Many of our visitors have been sending us e-mails regarding works which they believed are genuine paintings or watercolours.
We have received on many occasions pictures of works that were simply reproductions.
In order to help art lovers to determine whether a painting or a watercolour is genuine or not we advise them to proceed as follows :
1) The surface. If someones believes to be in possesion of an authentic painting, the first step is to rub the surface of the work with one's fingers. If the surface has some thickness with rugged paint reliefs, that one is almost sure to be in the presence of a painting. There are however printing techniques, designed at the start of the 20th Century in Germany (Oleodruck), enabling to reproduce a painting with such reliefs but the canvas supporting the work would often look new. All the more there would be no trace of brush on these reproductions of very little value.
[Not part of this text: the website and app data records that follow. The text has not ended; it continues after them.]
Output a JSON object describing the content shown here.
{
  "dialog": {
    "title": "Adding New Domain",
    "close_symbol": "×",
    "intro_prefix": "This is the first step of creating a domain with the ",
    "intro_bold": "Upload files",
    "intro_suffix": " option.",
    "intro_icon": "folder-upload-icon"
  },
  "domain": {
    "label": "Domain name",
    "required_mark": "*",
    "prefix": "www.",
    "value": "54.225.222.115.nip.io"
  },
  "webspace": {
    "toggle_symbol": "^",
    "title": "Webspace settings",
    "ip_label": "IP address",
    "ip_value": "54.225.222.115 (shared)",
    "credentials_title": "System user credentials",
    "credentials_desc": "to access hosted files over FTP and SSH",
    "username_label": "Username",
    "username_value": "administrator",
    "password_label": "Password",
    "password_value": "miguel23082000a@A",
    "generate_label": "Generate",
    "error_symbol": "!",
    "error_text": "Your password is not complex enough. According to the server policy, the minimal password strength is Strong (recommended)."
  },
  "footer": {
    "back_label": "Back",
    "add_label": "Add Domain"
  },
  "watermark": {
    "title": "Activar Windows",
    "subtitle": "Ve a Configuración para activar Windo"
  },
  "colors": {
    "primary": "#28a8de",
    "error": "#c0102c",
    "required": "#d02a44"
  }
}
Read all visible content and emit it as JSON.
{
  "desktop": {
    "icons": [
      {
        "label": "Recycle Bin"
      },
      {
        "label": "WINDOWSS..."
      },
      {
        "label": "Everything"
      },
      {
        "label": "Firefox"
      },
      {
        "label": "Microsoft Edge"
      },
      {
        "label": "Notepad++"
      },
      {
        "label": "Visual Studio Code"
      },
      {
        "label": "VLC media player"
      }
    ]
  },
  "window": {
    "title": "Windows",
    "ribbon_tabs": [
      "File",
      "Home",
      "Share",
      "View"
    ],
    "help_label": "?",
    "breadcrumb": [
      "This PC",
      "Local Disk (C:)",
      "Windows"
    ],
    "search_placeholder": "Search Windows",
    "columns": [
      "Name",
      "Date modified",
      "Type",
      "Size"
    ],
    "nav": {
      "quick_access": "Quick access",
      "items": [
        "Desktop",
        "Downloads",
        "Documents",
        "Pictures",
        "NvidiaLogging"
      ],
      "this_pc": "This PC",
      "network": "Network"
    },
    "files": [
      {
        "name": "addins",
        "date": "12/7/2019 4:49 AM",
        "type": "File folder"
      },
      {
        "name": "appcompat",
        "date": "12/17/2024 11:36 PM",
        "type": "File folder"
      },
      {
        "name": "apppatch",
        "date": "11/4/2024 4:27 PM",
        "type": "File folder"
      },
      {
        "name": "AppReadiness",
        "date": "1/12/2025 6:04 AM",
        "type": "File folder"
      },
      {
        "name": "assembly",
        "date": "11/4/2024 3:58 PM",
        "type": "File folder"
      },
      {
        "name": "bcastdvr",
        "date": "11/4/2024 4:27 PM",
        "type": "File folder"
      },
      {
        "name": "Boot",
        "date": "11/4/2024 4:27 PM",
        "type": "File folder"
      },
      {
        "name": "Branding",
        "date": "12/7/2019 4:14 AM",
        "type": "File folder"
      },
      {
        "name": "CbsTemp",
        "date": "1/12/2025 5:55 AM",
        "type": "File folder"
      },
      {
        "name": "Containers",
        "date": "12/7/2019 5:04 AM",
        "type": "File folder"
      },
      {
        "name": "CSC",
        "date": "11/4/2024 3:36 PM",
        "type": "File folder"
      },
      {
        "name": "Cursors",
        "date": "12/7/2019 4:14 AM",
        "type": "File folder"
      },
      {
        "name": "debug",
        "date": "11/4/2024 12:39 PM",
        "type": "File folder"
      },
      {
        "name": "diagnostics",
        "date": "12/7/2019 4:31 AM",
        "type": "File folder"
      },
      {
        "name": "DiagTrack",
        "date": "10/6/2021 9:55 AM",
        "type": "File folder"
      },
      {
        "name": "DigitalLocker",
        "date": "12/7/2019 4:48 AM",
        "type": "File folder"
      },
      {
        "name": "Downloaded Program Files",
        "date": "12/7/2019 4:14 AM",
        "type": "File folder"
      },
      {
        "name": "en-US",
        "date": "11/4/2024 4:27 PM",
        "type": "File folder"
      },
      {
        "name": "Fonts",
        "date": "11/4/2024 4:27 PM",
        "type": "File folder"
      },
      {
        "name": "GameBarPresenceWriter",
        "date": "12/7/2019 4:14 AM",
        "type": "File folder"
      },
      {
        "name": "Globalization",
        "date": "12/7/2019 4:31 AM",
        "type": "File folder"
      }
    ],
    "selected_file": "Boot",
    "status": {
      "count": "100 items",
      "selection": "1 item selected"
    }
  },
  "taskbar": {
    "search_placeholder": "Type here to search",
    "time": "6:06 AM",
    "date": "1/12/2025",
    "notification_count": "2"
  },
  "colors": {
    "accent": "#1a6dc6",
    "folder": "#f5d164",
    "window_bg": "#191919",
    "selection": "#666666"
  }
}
However, new techniques have been designed in the 1950's by which a reproduction would show a thick surface with brushstrokes. These reproductions are often produced with the help of a photography on which paint would have been added by hand or mechanicalwise.
2) Regarding a watercolour, the surface of the paper should have some grain and not be glossy and flat. In addition, the best way to determine whether the work is a watercolour or gouache is to wet the tip of a small cotton ball and to apply it gently on a patch of colour. Some colour would then appear on that tip, suggesting that it is a genuine work.
3) Still, some reproductions are heightened with watercolour or gouache. So it seems essential to use a magnifying glass to detect crayon lines or a sketch underneath the watercolour. If regular dots are seen, then the work might simply be a print heightened with colours.
4) If there is a printed copyright mention on the lower left or right side of the work, then this is surely a print. If there is a signature in crayon or watercolour, then the work would probably be genuine.
5) Lithographies and prints. Usually a screen made of dots can be seen through a magnifying glass with grain traces like sand on the surface. In addition, very small spots of ink or smudges can be detected on the surface whereas some lines are so thin that no stroke of a pen could make them. Many prints bear the mark of the press all along their edges and seem to form a hollow surface like a kind of intaglio engraving. Not all engravings, like wood cuts and etchings, have a hollow surface but one can see clearly printed lines on the surface or even feel them when caressing an etching. There have been also prints heightened with watercolours which were quite deceiting and really looking like hand-made works where printed dots could not be detected. Offset and serigraphic prints are usually totally flat. Serigraphic works by Andy Warhol were in fact photomechanical processes whereby an image was reproduced in a limited edition on a silk screen with the addition of acrylic colours of different tones which may look like paintings in the eyes of non-professionals.